Nuria Curbelo-Bermudez

Student NameNuria Curbelo-Bermudez
Faculty Mentor NameLeonardo Ferreira
CollegeCollege of Health and Human Performance
MajorApplied Physiology and Kinesiology
MinorDisabilities in Society
Research InterestsMuscle Physiology, Heart Failure,
Academic AwardsPresident’s Honor Role, Dean’s List, University Scholars Program 2020
OrganizationsU Matter, We Care Ambassador, College of Health and Human Performance Ambassador
Hobbies and InterestsPhotography, Volunteering, Fitness, Traveling, Nature

Research Project

Preventing Diaphragm Atrophy in Heart Failure with Reduced Ejection Fraction?

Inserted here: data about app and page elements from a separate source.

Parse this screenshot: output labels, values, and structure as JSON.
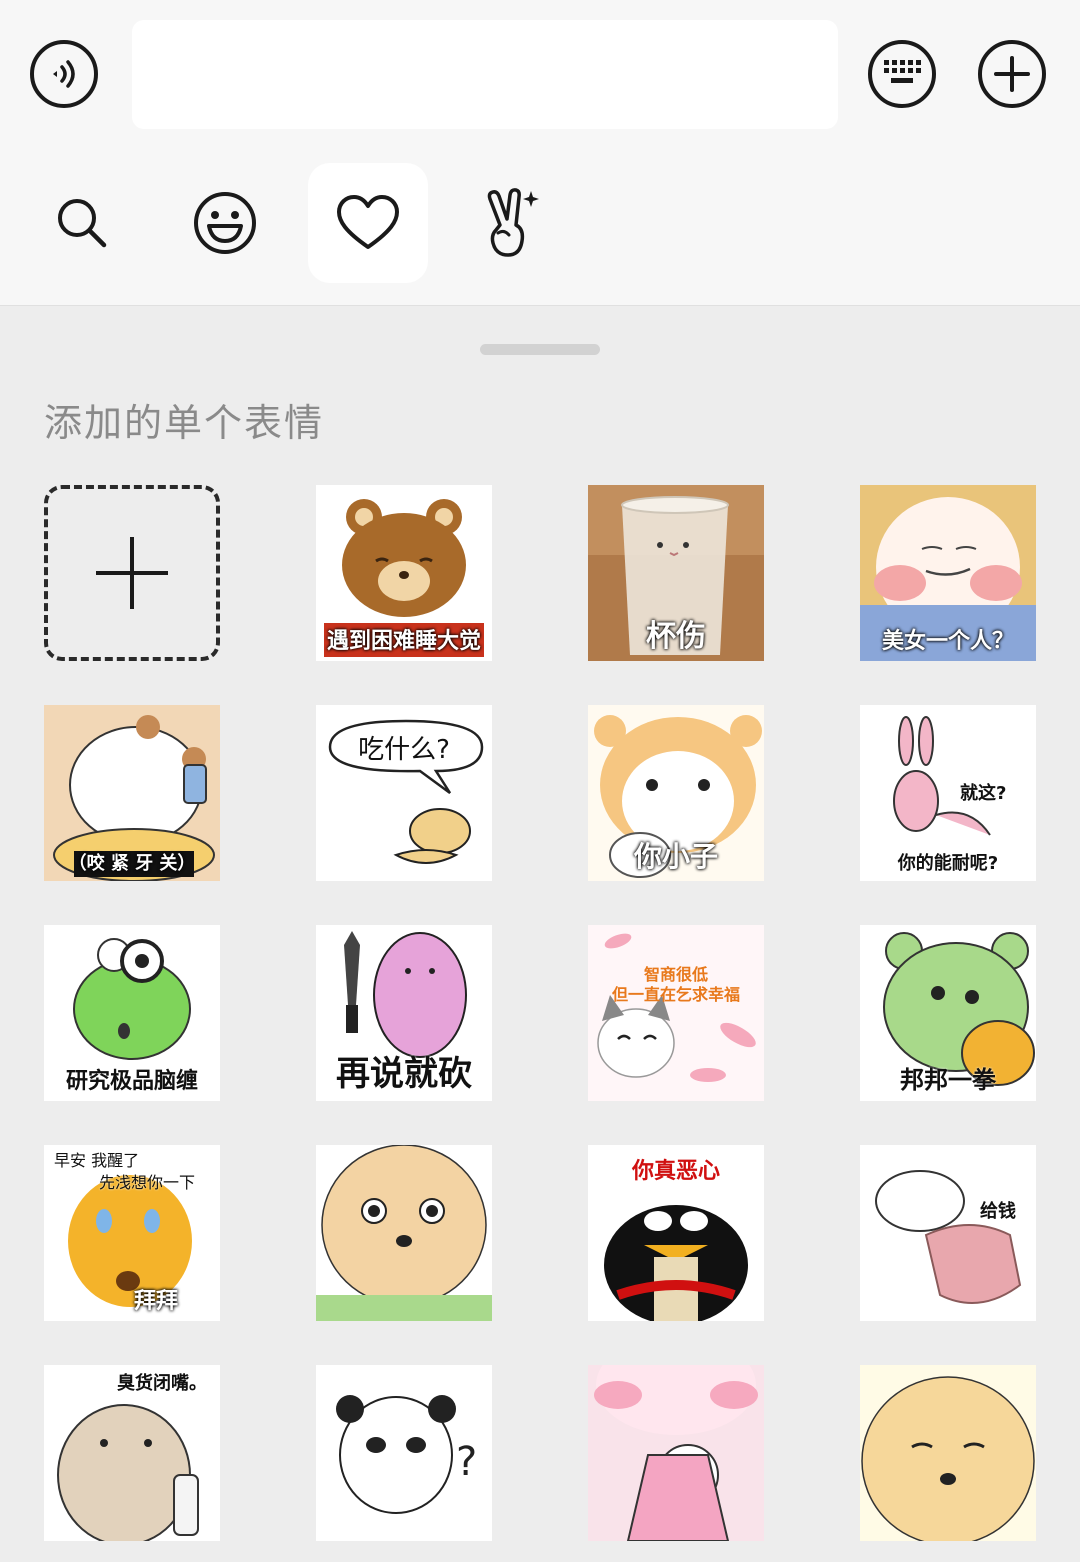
{
  "input_bar": {
    "voice_icon": "voice-icon",
    "text_value": "",
    "keyboard_icon": "keyboard-icon",
    "plus_icon": "plus-icon"
  },
  "tabs": [
    {
      "name": "search",
      "icon": "search-icon",
      "active": false
    },
    {
      "name": "emoji",
      "icon": "smiley-icon",
      "active": false
    },
    {
      "name": "favorites",
      "icon": "heart-icon",
      "active": true
    },
    {
      "name": "gestures",
      "icon": "victory-hand-icon",
      "active": false
    }
  ],
  "panel": {
    "section_title": "添加的单个表情"
  },
  "stickers": [
    {
      "caption": "遇到困难睡大觉"
    },
    {
      "caption": "杯伤"
    },
    {
      "caption": "美女一个人？"
    },
    {
      "caption": "（咬 紧 牙 关）"
    },
    {
      "caption": "吃什么?"
    },
    {
      "caption": "你小子"
    },
    {
      "caption": "就这?",
      "caption2": "你的能耐呢?"
    },
    {
      "caption": "研究极品脑缠"
    },
    {
      "caption": "再说就砍"
    },
    {
      "caption": "智商很低",
      "caption2": "但一直在乞求幸福"
    },
    {
      "caption": "邦邦一拳"
    },
    {
      "caption": "早安 我醒了",
      "caption2": "先浅想你一下",
      "caption3": "拜拜"
    },
    {
      "caption": ""
    },
    {
      "caption": "你真恶心"
    },
    {
      "caption": "给钱"
    },
    {
      "caption": "臭货闭嘴。"
    },
    {
      "caption": ""
    },
    {
      "caption": ""
    },
    {
      "caption": ""
    }
  ],
  "colors": {
    "top_bg": "#f7f7f7",
    "panel_bg": "#ededed",
    "icon_stroke": "#1a1a1a"
  }
}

Heart failure with reduced ejection fraction (HFrEF) is an increasing epidemic that impacts millions of individuals worldwide. Each year there are half a million new cases reported in the United States alone. HFrEF is a prevalent and significant problem that affects multiple areas in the body such as breathing. This disorder leads to inspiratory implications such as difficulty or labored breathing (dyspnea), pulmonary congestion, and exercise intolerance. A primary source of these symptoms is diaphragm atrophy, a reduction in muscle fiber size. Diaphragm muscle weakness and atrophy are well documented in patients and animal models of HFrEF and, as the primary inspiratory muscle, diaphragm abnormalities contribute to inspiratory dysfunction. Although we know that heart failure leads to these life-threatening complications, the main causes are poorly understood.
Previous studies have shown that there are increased markers of reactive oxygen species (ROS) and oxidative stress in diaphragm samples from patients with HFrEF. High levels of ROS cause redox imbalance that can trigger diaphragm muscle atrophy leading to weakness. NADPH Oxidases (Nox) are a highly implicated source of the oxidative stress leading to atrophy, specifically the Nox2 isoform. Nox2 and its organizer subunit are heightened in the diaphragm of patients with HFrEF. I hypothesize that knocking out Nox2 will prevent excessive oxidative stress and diaphragm fiber atrophy in an animal model of HFrEF. To this end, I will investigate relative fiber type distribution and fiber cross sectional area of diaphragm muscle from an animal model in which Nox2 has been genetically knocked out from skeletal muscle. Furthermore, additional molecular mediators of atrophy will be tested for via western blot and real time PCR. This intervention aims to unveil mechanisms linking oxidative stress and diaphragm atrophy in HFrEF. Due to the high prevelence, morbidity, and mortality of HFrEF, there is a pressing need to comprehend underlying mechanisms leading to inspiratory dysfunction to improve patients’ overall quality of life and diminish morbidty and mortality.